**What the task asks:** Set down every line of the data exactly, skipping the pictures.

[[ Information supplied open ]]

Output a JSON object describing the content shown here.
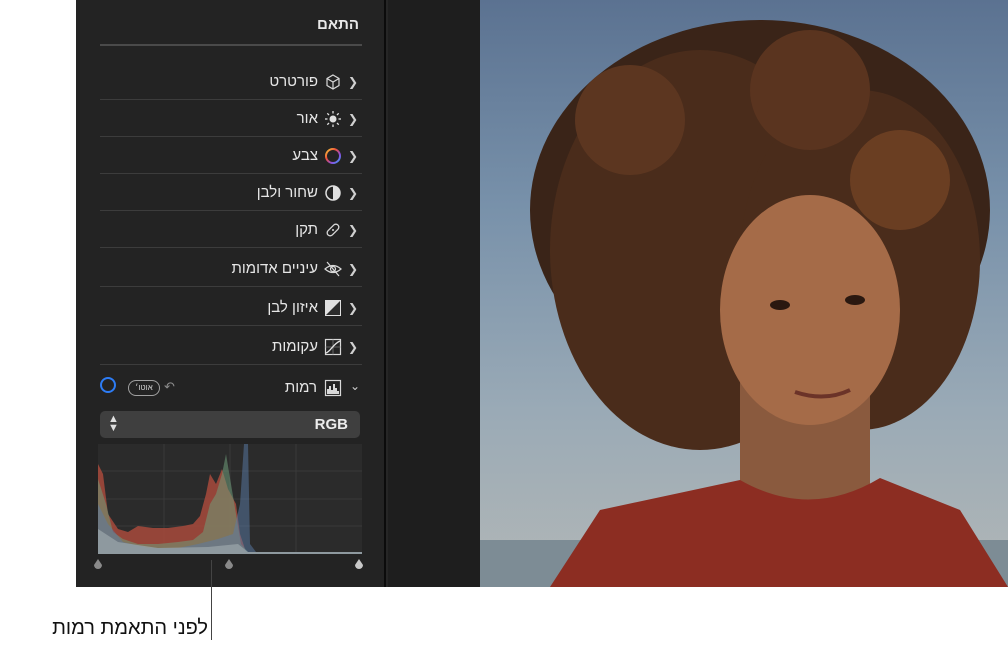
{
  "panel": {
    "title": "התאם",
    "rows": [
      {
        "label": "פורטרט",
        "icon": "cube-icon"
      },
      {
        "label": "אור",
        "icon": "sun-icon"
      },
      {
        "label": "צבע",
        "icon": "color-circle-icon"
      },
      {
        "label": "שחור ולבן",
        "icon": "half-circle-icon"
      },
      {
        "label": "תקן",
        "icon": "bandage-icon"
      },
      {
        "label": "עיניים אדומות",
        "icon": "eye-slash-icon"
      },
      {
        "label": "איזון לבן",
        "icon": "white-balance-icon"
      },
      {
        "label": "עקומות",
        "icon": "curves-icon"
      }
    ],
    "levels": {
      "label": "רמות",
      "icon": "levels-icon",
      "auto_label": "אוטו׳",
      "undo_icon": "undo-icon",
      "toggle_icon": "circle-toggle-icon"
    },
    "channel": {
      "value": "RGB",
      "icon": "up-down-arrows-icon"
    }
  },
  "caption": {
    "text": "לפני התאמת רמות"
  },
  "colors": {
    "accent": "#2d7cf5",
    "panel_bg": "#232323",
    "text": "#e6e6e6"
  }
}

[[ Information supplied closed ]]

**Your response:**
Output a JSON object describing the content shown here.
{
  "panel": {
    "title": "התאם",
    "rows": [
      {
        "label": "פורטרט",
        "icon": "cube-icon"
      },
      {
        "label": "אור",
        "icon": "sun-icon"
      },
      {
        "label": "צבע",
        "icon": "color-circle-icon"
      },
      {
        "label": "שחור ולבן",
        "icon": "half-circle-icon"
      },
      {
        "label": "תקן",
        "icon": "bandage-icon"
      },
      {
        "label": "עיניים אדומות",
        "icon": "eye-slash-icon"
      },
      {
        "label": "איזון לבן",
        "icon": "white-balance-icon"
      },
      {
        "label": "עקומות",
        "icon": "curves-icon"
      }
    ],
    "levels": {
      "label": "רמות",
      "icon": "levels-icon",
      "auto_label": "אוטו׳",
      "undo_icon": "undo-icon",
      "toggle_icon": "circle-toggle-icon"
    },
    "channel": {
      "value": "RGB",
      "icon": "up-down-arrows-icon"
    }
  },
  "caption": {
    "text": "לפני התאמת רמות"
  },
  "colors": {
    "accent": "#2d7cf5",
    "panel_bg": "#232323",
    "text": "#e6e6e6"
  }
}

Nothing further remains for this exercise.